But the redshirt rule also applies for injuries later in the season. As Patterson said last month, freshmen sometimes aren’t ready to play early on in the season but develop enough to become an option later in the year.
Again, that would limit the number of snaps (and the number of opportunities for a player to be injured).
“It’s an unbelievable rule,” Patterson said last month at his Patterson Foundation fundraising event. “We haven’t changed the redshirt rule since it was like 10 games with 125 scholarships. Now we have 85 scholarships and play 14, 15 games.”
The big question, though, is how schools will handle the redshirt rule with highly-touted prospects, especially at the quarterback position. Yes, it’d be good for programs to get the future stars game action, but the right opportunity has to present itself.
Patterson and his coaching staff could find themselves in this predicament later this season with regards to freshman quarterback Justin Rogers.
Rogers is working his way back from a torn anterior cruciate ligament (ACL) in his right knee, and likely won’t be an option when TCU plays its early-season games. Those are the games, against Southern on Sept. 1 or possibly SMU on Sept. 7, where the games aren’t expected to be close at the end
Those lower-pressure situations would be ideal to get a freshman like Rogers some game action. But, if TCU wants to get Rogers in a game this season, it’s best bet may be hoping for blowouts against Big 12 schools like Kansas (Oct. 27) or Baylor (Nov. 17).
All of this is hypothetical for now, but it’s something that Patterson and his coaching staff are preparing for in fall camp. The Frogs will make sure every player is ready to go when the season arrives in a little more than three weeks.
The redshirt rule gives schools incentives now to do so. After all, that was the incentive to implement it.
“This change promotes not only fairness for college athletes, but also their health and well-being,” said Blake James, Miami athletics director and chairman of the Division I Council that passed the rule change.
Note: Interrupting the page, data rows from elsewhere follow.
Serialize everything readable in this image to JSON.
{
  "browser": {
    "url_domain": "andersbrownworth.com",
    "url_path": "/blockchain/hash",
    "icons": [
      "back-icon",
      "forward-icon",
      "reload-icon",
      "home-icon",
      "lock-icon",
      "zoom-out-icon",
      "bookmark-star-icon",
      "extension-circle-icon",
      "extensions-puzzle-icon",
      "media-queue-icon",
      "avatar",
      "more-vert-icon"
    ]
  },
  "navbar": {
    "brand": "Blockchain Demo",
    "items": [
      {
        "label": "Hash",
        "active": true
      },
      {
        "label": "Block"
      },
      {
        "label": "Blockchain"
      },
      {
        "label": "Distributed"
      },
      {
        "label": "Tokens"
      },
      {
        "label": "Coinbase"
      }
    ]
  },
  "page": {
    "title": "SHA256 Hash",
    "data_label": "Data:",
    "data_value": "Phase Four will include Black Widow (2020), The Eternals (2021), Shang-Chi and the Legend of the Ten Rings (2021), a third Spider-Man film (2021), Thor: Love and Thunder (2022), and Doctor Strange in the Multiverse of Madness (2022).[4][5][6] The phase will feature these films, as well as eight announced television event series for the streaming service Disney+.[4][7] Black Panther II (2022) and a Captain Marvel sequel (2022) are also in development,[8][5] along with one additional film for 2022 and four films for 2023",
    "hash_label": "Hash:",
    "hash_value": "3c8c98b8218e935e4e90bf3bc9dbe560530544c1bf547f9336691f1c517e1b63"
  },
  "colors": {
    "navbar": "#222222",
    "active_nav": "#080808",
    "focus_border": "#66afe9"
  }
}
“Redshirt football student-athletes are more likely to remain engaged with the team, and starters will be less likely to feel pressure to play through injuries. Coaches will appreciate the additional flexibility and ability to give younger players an opportunity to participate in limited competition.”